__Task goal__
Take every line containing "Média" out of the records.

__Task inputs__
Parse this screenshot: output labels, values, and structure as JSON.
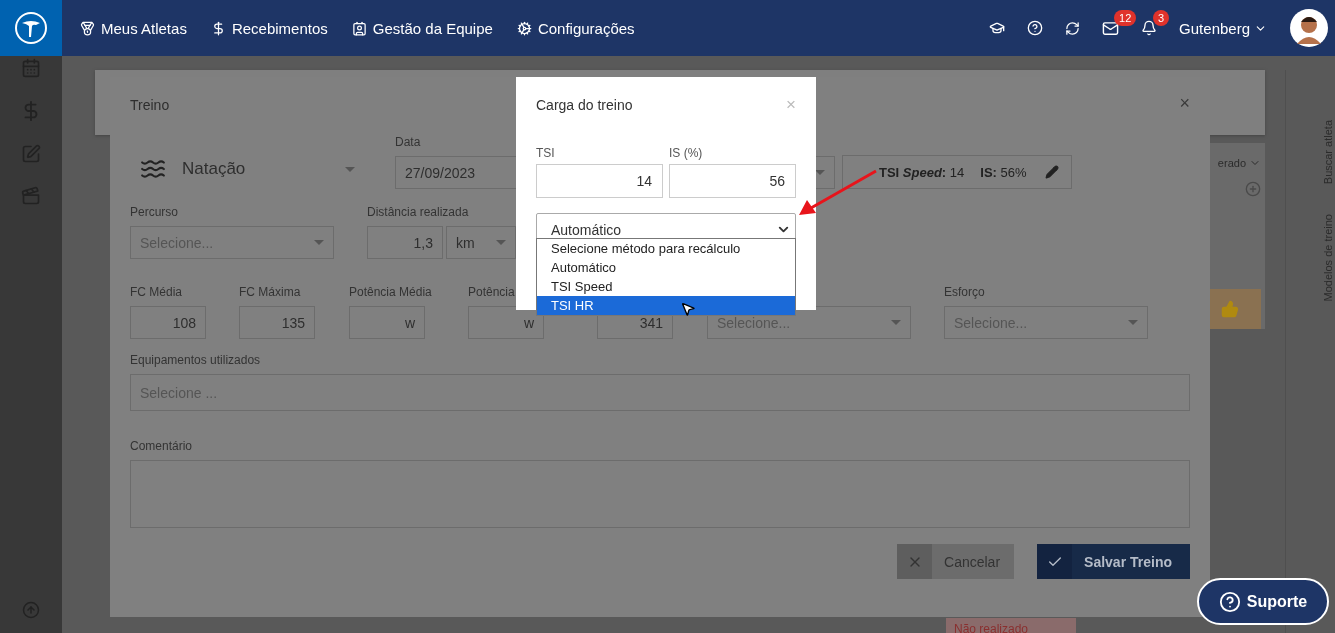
{
  "nav": {
    "items": [
      {
        "label": "Meus Atletas"
      },
      {
        "label": "Recebimentos"
      },
      {
        "label": "Gestão da Equipe"
      },
      {
        "label": "Configurações"
      }
    ],
    "mail_count": "12",
    "notification_count": "3",
    "user_name": "Gutenberg"
  },
  "side_tabs": [
    "Buscar atleta",
    "Modelos de treino"
  ],
  "background": {
    "select_value": "erado",
    "status": "Não realizado"
  },
  "treino": {
    "title": "Treino",
    "sport": "Natação",
    "date_label": "Data",
    "date": "27/09/2023",
    "summary": [
      {
        "label": "TSI *Speed*:",
        "value": "14"
      },
      {
        "label": "IS:",
        "value": "56%"
      }
    ],
    "route": {
      "label": "Percurso",
      "placeholder": "Selecione..."
    },
    "distance": {
      "label": "Distância realizada",
      "value": "1,3",
      "unit": "km"
    },
    "metrics": [
      {
        "kind": "input",
        "label": "FC Média",
        "value": "108"
      },
      {
        "kind": "input",
        "label": "FC Máxima",
        "value": "135"
      },
      {
        "kind": "unit",
        "label": "Potência Média",
        "unit": "w"
      },
      {
        "kind": "unit",
        "label": "Potência",
        "unit": "w"
      },
      {
        "kind": "input",
        "value": "341"
      },
      {
        "kind": "select",
        "placeholder": "Selecione..."
      },
      {
        "kind": "select",
        "label": "Esforço",
        "placeholder": "Selecione..."
      }
    ],
    "equipment": {
      "label": "Equipamentos utilizados",
      "placeholder": "Selecione ..."
    },
    "comment": {
      "label": "Comentário"
    },
    "buttons": [
      {
        "kind": "cancel",
        "label": "Cancelar"
      },
      {
        "kind": "save",
        "label": "Salvar Treino"
      }
    ]
  },
  "carga": {
    "title": "Carga do treino",
    "close": "×",
    "tsi_label": "TSI",
    "tsi": "14",
    "is_label": "IS (%)",
    "is": "56",
    "method": "Automático",
    "options": [
      {
        "label": "Selecione método para recálculo",
        "selected": false
      },
      {
        "label": "Automático",
        "selected": false
      },
      {
        "label": "TSI Speed",
        "selected": false
      },
      {
        "label": "TSI HR",
        "selected": true
      }
    ]
  },
  "treino_close": "×",
  "support": {
    "label": "Suporte"
  }
}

__Response to the task__
        "label": "FC Média",
        "label": "Potência Média",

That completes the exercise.